Task details: Begin at the line containing "What's the underlying" and retype each line through the end of the records exactly. Include nothing else and no pictures.

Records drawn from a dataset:

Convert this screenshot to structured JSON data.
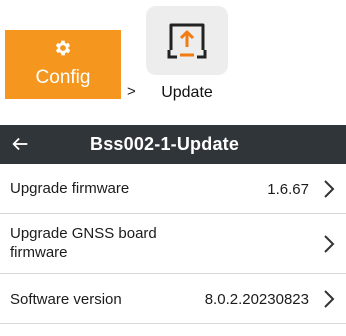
{
  "breadcrumb": {
    "config_label": "Config",
    "separator": ">",
    "update_label": "Update",
    "config_icon": "gear-icon",
    "update_icon": "upload-icon",
    "config_color": "#f5961e",
    "update_icon_color": "#f07c13"
  },
  "appbar": {
    "title": "Bss002-1-Update",
    "back_icon": "back-arrow-icon",
    "background": "#30353a"
  },
  "settings": [
    {
      "label": "Upgrade firmware",
      "value": "1.6.67"
    },
    {
      "label": "Upgrade GNSS board firmware",
      "value": ""
    },
    {
      "label": "Software version",
      "value": "8.0.2.20230823"
    }
  ]
}
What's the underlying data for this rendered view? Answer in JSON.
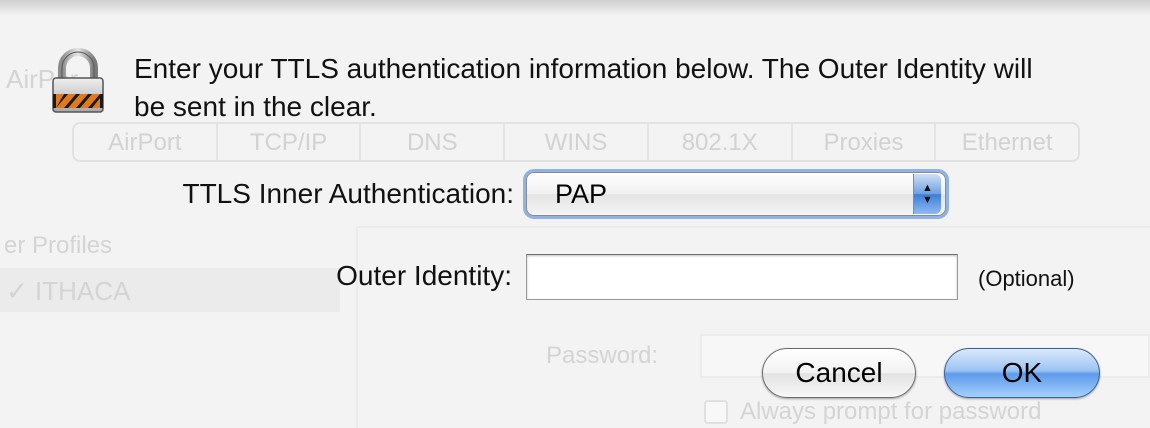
{
  "background": {
    "airport_fragment": "AirPor",
    "tabs": [
      "AirPort",
      "TCP/IP",
      "DNS",
      "WINS",
      "802.1X",
      "Proxies",
      "Ethernet"
    ],
    "profiles_heading": "er Profiles",
    "profile_item": "✓ ITHACA",
    "password_label": "Password:",
    "always_prompt": "Always prompt for password"
  },
  "dialog": {
    "message": "Enter your TTLS authentication information below. The Outer Identity will be sent in the clear.",
    "inner_auth_label": "TTLS Inner Authentication:",
    "inner_auth_value": "PAP",
    "outer_identity_label": "Outer Identity:",
    "outer_identity_value": "",
    "optional_label": "(Optional)",
    "cancel_label": "Cancel",
    "ok_label": "OK"
  },
  "colors": {
    "focus_ring": "#8fb3e6",
    "default_button": "#5d9bea"
  },
  "icons": {
    "lock": "lock-icon",
    "popup_arrows": "up-down-arrows-icon"
  }
}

Response below:
What's the underlying data for this rendered view? Answer in JSON.
{
  "background": {
    "airport_fragment": "AirPor",
    "tabs": [
      "AirPort",
      "TCP/IP",
      "DNS",
      "WINS",
      "802.1X",
      "Proxies",
      "Ethernet"
    ],
    "profiles_heading": "er Profiles",
    "profile_item": "✓ ITHACA",
    "password_label": "Password:",
    "always_prompt": "Always prompt for password"
  },
  "dialog": {
    "message": "Enter your TTLS authentication information below. The Outer Identity will be sent in the clear.",
    "inner_auth_label": "TTLS Inner Authentication:",
    "inner_auth_value": "PAP",
    "outer_identity_label": "Outer Identity:",
    "outer_identity_value": "",
    "optional_label": "(Optional)",
    "cancel_label": "Cancel",
    "ok_label": "OK"
  },
  "colors": {
    "focus_ring": "#8fb3e6",
    "default_button": "#5d9bea"
  },
  "icons": {
    "lock": "lock-icon",
    "popup_arrows": "up-down-arrows-icon"
  }
}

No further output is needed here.